United States v. Hatter

In United States v. Hatter (532 U.S. 557 [2001]), the ruling in Evans v. Gore was specifically overruled "insofar as it holds that the Compensation Clause forbids Congress to apply a generally applicable, nondiscriminatory tax to the salaries of federal judges, whether or not they were appointed before enactment of the tax" (at 567). There, Justice Breyer, writing for the court (at 570), cited with approval the dissenting opinion in Evans v. Gore of Justice Holmes, joined in by Justice Brandeis, where he wrote: "The exemption of salaries from diminution is intended to secure the independence of the judges, on the ground, as it was put by Hamilton in the Federalist (No. 79) that `a power over a man's subsistence amounts to a power over his will.' That is a very good reason for preventing attempts to deal with a judge's salary as such, but seems to me no reason for exonerating him from the ordinary duties of a citizen, which he shares with all others. To require a man to pay the taxes that all other men have to pay cannot possibly be made an instrument to attack his independence as a judge.
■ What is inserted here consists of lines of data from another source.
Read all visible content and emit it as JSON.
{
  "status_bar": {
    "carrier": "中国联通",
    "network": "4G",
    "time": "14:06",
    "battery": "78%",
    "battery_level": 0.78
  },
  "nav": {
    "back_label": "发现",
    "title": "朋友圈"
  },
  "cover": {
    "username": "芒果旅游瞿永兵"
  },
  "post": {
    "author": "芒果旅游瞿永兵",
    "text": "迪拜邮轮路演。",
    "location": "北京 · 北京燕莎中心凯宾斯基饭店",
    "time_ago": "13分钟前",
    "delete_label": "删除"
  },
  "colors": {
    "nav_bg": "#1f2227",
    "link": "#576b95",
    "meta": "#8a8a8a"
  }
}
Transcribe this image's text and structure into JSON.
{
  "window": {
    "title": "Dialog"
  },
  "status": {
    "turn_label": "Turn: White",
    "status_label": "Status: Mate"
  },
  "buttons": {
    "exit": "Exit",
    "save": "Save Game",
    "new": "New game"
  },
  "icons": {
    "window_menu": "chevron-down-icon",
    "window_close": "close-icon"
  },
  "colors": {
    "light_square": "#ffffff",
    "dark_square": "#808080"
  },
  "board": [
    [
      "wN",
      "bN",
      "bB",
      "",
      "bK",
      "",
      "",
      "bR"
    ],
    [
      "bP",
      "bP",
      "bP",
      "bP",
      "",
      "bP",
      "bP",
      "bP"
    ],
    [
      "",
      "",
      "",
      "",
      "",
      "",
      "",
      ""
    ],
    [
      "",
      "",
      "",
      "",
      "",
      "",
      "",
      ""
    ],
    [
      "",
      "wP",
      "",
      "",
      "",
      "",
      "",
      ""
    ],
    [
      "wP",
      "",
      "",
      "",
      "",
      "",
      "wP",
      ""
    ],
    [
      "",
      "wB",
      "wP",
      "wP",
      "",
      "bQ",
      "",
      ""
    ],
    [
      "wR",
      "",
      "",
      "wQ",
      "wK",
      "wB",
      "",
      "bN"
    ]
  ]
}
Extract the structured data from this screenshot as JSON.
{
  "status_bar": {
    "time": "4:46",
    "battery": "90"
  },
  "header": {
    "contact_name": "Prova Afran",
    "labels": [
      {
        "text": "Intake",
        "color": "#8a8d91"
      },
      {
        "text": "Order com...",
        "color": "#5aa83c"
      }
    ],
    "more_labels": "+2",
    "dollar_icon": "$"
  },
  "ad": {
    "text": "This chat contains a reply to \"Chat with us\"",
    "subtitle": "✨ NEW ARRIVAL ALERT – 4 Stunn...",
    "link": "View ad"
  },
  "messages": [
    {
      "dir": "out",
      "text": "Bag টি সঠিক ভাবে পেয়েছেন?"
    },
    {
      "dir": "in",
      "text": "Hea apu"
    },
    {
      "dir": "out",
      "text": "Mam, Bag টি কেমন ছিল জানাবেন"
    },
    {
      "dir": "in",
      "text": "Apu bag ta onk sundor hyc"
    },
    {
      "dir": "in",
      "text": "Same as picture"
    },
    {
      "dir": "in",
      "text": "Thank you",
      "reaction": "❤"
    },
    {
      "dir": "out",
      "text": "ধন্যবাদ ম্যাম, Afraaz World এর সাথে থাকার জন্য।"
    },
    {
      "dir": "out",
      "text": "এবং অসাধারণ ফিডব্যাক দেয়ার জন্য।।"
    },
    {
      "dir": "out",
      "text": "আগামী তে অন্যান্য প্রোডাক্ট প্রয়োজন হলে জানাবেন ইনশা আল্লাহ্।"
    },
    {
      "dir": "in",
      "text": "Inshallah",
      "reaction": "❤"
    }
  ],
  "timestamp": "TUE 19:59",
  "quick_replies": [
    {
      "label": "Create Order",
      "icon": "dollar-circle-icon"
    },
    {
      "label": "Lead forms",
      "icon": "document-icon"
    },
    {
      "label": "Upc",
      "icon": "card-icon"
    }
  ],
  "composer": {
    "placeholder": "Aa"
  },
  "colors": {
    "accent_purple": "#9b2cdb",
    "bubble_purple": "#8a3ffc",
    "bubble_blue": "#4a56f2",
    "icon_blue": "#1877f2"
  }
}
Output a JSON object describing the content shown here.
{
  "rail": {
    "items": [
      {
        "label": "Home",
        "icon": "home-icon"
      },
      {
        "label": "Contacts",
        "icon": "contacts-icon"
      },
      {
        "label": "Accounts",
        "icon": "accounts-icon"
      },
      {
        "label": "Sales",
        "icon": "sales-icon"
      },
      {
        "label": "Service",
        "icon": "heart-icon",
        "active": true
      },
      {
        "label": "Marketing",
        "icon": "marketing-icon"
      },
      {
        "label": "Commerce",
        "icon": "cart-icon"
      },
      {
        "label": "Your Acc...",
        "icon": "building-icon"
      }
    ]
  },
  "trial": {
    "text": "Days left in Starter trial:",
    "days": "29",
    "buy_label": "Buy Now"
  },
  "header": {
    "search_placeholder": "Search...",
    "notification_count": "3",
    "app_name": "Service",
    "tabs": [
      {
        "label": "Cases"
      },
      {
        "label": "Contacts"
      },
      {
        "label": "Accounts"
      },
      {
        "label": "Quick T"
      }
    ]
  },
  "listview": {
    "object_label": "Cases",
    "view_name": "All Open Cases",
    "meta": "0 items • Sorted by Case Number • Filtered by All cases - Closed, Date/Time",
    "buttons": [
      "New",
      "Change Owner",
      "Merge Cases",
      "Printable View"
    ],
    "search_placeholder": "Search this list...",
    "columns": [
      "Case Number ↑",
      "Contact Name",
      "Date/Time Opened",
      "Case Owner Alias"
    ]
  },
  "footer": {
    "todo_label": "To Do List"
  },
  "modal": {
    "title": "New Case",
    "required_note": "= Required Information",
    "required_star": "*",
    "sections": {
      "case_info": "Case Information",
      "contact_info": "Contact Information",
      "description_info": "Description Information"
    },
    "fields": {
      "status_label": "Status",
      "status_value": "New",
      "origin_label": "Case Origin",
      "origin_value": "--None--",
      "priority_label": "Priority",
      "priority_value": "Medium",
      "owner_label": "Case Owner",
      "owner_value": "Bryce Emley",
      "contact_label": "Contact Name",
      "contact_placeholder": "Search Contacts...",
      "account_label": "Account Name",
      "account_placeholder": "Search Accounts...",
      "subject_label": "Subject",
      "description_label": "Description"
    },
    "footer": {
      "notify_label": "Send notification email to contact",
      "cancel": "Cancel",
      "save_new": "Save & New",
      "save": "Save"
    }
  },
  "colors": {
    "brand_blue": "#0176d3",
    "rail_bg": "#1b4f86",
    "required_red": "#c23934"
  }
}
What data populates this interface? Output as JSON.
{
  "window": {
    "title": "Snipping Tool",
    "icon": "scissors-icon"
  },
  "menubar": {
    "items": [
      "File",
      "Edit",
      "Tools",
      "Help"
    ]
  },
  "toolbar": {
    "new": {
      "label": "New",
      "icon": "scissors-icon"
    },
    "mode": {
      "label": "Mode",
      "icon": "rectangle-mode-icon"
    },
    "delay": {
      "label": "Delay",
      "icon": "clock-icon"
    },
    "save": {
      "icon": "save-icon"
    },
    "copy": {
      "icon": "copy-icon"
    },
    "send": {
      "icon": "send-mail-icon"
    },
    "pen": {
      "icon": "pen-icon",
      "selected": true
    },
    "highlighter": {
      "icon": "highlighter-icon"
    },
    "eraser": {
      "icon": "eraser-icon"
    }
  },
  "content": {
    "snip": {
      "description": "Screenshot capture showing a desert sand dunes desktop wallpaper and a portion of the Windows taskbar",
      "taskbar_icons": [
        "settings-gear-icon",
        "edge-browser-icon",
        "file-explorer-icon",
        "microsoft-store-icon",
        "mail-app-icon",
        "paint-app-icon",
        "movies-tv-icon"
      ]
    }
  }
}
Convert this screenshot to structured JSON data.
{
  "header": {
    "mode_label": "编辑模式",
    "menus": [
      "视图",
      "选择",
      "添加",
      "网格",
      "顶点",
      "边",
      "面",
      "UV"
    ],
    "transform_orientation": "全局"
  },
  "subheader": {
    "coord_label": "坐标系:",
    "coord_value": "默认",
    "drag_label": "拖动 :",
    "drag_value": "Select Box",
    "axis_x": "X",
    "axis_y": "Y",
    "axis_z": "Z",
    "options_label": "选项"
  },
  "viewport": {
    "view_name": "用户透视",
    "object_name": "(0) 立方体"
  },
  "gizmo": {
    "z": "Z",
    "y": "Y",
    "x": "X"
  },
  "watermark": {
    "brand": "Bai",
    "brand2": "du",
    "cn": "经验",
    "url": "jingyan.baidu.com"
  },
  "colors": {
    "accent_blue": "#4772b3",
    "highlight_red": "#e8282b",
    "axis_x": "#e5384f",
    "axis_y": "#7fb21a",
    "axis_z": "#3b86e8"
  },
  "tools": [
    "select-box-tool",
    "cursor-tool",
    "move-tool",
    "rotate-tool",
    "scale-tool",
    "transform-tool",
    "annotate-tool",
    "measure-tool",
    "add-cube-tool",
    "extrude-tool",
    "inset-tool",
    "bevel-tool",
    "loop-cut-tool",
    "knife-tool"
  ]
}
I see nothing in the purpose of this clause of the Constitution to indicate that the judges were to be a privileged class, free from bearing their share of the cost of the institutions upon which their well-being if not their life depends." (Evans, 253 US at 265 [Holmes, J., dissenting].) In Hatter, the court distinguished between a direct and an indirect nondiscriminatory reduction in compensation, stating that while "the Legislature cannot directly reduce judicial salaries even as part of an equitable effort to reduce all Government salaries[,] . . . a tax law . . . affects compensation indirectly . . . [and thus] the potential threats to judicial independence that underlie the Constitution's compensation guarantee cannot justify a special judicial exemption from a commonly shared tax" (532 US at 571).